Waking up on Shameen (Shamian) Island almost made us forget that we were traveling in China. This unique urban sandbank is a historical gem in the City of Guangzhou. Shameen (Shamian) Island, which literally means “sand surface island” in Chinese, was a foreign concession in the 19th century, where expats from the West lived and worked. About a quarter of the island was the French Concession, while the British occupied the rest. Other than trading companies, Shameen Island was also populated with foreign consulates. In the political and social turmoil of the 20th century, Shameen Island had gone through a number of transformations. At one point, churches and mansions were converted into factories during early years of the Communist rule. Today, most of the foreign establishments were gone, and many buildings have been restored to their former glory. While factories no longer existed on the island, hotels, cafes and government offices have found their way onto Shameen Island.
For us, Shameen Island was our temporary base in Guangzhou. Our hotel was housed in a renovated old mansion erected during the concession era. Comparing to the busy and crowded urban areas of Guangzhou, Shameen Island seemed like a quiet enclave of Western mansions, shaded boulevard and century-old trees. A number of Western architectural styles could be found on the island, such as Gothic and Neoclassical. Vehicular access to the island was controlled, thus maintaining the relatively clean air and peaceful atmosphere. In the morning, joggers and bikers took onto the central boulevard for exercise. Before heading out to the downtown, we had a quick stroll at Shameen to absorb the tranquil atmosphere and warm morning sunshine.

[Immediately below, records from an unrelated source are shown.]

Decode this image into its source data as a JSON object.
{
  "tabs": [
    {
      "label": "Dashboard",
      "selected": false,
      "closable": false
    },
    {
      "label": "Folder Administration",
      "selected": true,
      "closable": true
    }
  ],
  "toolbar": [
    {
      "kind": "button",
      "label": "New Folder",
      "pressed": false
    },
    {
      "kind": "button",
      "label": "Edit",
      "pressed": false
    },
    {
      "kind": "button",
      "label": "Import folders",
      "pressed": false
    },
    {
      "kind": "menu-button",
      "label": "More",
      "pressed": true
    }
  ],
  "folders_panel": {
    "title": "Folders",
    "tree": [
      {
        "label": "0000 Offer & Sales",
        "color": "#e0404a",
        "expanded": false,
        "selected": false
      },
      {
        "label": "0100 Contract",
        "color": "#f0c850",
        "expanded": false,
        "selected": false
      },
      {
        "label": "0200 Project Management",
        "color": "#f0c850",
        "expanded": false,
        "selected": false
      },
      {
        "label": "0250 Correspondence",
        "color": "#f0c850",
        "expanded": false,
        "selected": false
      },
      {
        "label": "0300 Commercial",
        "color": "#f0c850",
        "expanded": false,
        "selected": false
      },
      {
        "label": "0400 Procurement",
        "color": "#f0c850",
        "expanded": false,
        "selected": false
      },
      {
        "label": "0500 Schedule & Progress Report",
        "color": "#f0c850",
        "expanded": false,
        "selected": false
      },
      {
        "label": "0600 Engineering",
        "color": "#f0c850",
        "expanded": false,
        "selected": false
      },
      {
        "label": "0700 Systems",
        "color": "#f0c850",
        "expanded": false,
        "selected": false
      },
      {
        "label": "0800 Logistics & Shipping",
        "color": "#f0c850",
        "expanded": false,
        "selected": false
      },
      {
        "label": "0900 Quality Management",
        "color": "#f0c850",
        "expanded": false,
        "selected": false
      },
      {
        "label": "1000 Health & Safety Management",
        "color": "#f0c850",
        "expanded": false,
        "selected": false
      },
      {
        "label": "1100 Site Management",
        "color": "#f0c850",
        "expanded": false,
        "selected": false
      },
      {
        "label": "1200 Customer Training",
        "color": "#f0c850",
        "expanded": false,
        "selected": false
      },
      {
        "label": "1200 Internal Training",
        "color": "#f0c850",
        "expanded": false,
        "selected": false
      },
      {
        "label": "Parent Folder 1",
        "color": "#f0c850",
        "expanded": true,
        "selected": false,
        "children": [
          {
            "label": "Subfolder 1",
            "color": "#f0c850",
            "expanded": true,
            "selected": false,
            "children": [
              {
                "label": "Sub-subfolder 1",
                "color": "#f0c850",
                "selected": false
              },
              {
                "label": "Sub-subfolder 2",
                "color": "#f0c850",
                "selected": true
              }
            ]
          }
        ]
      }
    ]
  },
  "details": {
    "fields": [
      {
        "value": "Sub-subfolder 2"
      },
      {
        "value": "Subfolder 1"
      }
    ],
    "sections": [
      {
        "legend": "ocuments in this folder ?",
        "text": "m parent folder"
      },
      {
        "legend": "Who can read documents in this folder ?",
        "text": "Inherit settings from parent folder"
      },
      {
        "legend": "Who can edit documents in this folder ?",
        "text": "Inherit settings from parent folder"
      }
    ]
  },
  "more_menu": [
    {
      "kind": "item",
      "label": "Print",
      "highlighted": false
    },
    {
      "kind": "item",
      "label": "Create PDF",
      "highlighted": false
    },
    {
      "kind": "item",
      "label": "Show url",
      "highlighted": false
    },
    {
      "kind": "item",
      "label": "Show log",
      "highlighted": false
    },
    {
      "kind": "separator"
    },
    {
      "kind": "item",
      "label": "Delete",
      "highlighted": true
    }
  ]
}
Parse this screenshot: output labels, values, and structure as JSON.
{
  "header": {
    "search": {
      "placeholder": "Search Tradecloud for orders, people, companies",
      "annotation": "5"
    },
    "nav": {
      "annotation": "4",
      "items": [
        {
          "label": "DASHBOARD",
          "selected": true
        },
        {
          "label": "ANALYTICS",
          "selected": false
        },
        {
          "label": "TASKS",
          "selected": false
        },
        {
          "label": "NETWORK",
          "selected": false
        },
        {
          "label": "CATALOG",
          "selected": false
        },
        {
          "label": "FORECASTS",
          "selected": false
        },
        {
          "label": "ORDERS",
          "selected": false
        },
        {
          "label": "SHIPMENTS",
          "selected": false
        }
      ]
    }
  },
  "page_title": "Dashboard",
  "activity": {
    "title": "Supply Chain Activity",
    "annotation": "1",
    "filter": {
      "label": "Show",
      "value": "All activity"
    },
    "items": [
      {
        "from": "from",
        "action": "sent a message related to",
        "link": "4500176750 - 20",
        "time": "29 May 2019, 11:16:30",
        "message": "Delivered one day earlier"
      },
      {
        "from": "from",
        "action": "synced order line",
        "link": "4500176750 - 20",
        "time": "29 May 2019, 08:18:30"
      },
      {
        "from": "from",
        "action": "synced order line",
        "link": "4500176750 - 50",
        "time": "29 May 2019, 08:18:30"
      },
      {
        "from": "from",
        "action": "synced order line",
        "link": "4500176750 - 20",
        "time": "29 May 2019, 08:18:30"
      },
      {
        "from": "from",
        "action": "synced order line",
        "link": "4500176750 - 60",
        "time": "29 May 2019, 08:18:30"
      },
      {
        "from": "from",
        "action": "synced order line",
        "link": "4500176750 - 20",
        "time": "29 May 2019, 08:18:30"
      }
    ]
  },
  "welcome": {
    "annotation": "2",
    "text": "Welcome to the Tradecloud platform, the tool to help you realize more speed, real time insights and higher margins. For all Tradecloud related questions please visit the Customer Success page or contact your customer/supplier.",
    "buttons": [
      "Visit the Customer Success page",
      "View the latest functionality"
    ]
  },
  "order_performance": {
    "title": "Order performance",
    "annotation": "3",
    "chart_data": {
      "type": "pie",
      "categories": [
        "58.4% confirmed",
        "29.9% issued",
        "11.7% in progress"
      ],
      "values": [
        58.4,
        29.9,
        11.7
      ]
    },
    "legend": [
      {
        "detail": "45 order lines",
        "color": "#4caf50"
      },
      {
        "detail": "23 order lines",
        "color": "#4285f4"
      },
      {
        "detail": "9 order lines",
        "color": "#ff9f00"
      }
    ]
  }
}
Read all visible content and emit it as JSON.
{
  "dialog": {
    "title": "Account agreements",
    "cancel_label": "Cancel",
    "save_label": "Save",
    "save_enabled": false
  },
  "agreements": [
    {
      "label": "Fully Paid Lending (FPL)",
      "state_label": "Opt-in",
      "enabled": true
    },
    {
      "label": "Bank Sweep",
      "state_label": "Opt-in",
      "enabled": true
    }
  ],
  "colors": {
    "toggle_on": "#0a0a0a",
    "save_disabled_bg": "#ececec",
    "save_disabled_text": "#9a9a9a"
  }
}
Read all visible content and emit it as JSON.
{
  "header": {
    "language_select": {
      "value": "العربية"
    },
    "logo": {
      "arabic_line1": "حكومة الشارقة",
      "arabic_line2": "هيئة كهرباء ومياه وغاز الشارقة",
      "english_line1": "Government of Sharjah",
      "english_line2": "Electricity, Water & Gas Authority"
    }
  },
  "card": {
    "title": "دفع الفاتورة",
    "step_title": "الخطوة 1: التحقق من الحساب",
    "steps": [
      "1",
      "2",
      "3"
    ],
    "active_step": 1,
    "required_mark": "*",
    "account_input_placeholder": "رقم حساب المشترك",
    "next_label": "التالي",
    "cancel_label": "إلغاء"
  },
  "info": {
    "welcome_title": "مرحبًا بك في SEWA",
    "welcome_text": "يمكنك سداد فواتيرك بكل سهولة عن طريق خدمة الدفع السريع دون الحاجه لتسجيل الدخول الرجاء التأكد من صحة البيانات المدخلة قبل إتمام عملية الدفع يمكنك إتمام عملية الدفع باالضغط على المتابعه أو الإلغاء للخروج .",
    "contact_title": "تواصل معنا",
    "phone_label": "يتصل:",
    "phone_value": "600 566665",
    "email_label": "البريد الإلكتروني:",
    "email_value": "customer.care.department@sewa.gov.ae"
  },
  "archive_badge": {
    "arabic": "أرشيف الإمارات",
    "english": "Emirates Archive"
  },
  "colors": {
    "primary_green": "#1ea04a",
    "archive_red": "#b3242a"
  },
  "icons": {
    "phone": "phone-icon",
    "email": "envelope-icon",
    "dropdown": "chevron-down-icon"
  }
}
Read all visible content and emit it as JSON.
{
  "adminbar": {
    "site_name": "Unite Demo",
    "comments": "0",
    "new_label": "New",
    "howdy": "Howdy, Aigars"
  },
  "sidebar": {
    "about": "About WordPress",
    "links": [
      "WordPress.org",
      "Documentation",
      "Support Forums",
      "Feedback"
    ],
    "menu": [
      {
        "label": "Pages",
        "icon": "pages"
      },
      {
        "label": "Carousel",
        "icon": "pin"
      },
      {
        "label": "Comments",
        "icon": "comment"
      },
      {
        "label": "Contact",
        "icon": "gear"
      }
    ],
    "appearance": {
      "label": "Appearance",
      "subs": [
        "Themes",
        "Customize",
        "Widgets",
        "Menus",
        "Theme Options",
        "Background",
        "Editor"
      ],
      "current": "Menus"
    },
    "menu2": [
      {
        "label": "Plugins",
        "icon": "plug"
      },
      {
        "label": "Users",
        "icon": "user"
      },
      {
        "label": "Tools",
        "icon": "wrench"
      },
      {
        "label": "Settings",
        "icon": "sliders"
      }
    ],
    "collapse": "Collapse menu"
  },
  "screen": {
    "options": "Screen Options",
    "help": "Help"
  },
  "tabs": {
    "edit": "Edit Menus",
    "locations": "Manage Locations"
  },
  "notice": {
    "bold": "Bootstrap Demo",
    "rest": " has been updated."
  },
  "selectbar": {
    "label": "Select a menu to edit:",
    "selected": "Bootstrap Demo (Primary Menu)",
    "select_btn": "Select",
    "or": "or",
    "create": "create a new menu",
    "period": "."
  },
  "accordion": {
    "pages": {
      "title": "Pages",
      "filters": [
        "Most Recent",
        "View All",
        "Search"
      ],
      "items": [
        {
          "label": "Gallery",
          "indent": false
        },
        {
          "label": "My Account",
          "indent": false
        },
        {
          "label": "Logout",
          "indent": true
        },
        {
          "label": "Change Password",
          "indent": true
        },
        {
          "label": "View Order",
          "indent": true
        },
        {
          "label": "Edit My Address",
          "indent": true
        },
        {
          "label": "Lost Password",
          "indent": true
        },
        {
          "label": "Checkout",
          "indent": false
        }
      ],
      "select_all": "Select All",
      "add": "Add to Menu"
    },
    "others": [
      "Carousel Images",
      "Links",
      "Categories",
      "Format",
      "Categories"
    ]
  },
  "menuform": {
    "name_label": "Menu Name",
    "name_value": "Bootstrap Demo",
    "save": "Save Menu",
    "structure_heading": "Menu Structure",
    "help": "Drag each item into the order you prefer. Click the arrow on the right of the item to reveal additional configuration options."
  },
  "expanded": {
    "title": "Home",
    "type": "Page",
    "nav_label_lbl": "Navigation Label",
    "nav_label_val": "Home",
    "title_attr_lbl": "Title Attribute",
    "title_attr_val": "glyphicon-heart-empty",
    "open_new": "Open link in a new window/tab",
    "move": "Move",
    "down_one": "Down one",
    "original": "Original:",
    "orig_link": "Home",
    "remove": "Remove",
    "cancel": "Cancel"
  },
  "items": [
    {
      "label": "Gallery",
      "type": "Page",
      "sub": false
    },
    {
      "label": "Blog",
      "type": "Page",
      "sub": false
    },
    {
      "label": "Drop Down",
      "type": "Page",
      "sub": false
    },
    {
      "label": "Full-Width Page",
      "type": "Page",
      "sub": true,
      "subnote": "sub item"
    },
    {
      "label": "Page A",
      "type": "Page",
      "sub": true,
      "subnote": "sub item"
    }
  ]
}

Shameen Island is bounded four sides by canal and the Pearl River.
The island could only accessed by bridges.
Vehicles are restricted to only the perimeter of the island.
Government departments had moved into some of the old mansions at Shameen.
Pleasant balconies and terraces could be seen allover at Shameen.
Statues could be found at many pedestrian nodes at Shameen.
Neoclassical building and drying laundry created an interesting picture of living at Shameen.
Morning joggers exercised at the tree-shaded boulevard.
Shameen is popular for bikers and pedestrians.
Part of the central boulevard has been converted into a running track.
Badminton was also a popular game seen at Shameen.
Badminton at Shameen.
Elderly people also wandered around Shameen in early morning.
Other than a place for physical exercises, Shameen has also become a popular spot for portrait photography.
Bank of Taiwan, closed in 1949 when the Kuomintang government moved to Taiwan after its defeat by the Communists.Front door of the Bank of Taiwan.
Former Canton Club is one of the most impressive building mansions.
The former Asiatic Petroleum Building and German Consulate.
A number of Western mansions had been transformed into cafes and restaurants.
* * *
All posts on 2015 Kaping and Guangzhou
1) TWO EPOCHS OF EAST MEET WEST: Kaiping (開平) and Guangzhou (廣州), China
2) QILOU (騎樓) BUILDINGS OF CHIKAN (赤坎鎮), Kaiping, China
3) DIAOLOU (碉樓) OF ZILI (自力村) VILLAGE, Kaiping (開平), China
4) VILLAGE OF MAJIANLONG (馬降龍村), Kaiping, China
5) JINJIANGLI (錦江里村) VILLAGE, Kaiping, China
6) ZHUJIANG NEW TOWN (珠江新城) AT NIGHT, Guangzhou, China
7) SHAMEEN ISLAND (沙面島), Guangzhou (廣州), China
8) CONTEMPORARY ARCHITECTURE, Guangzhou, China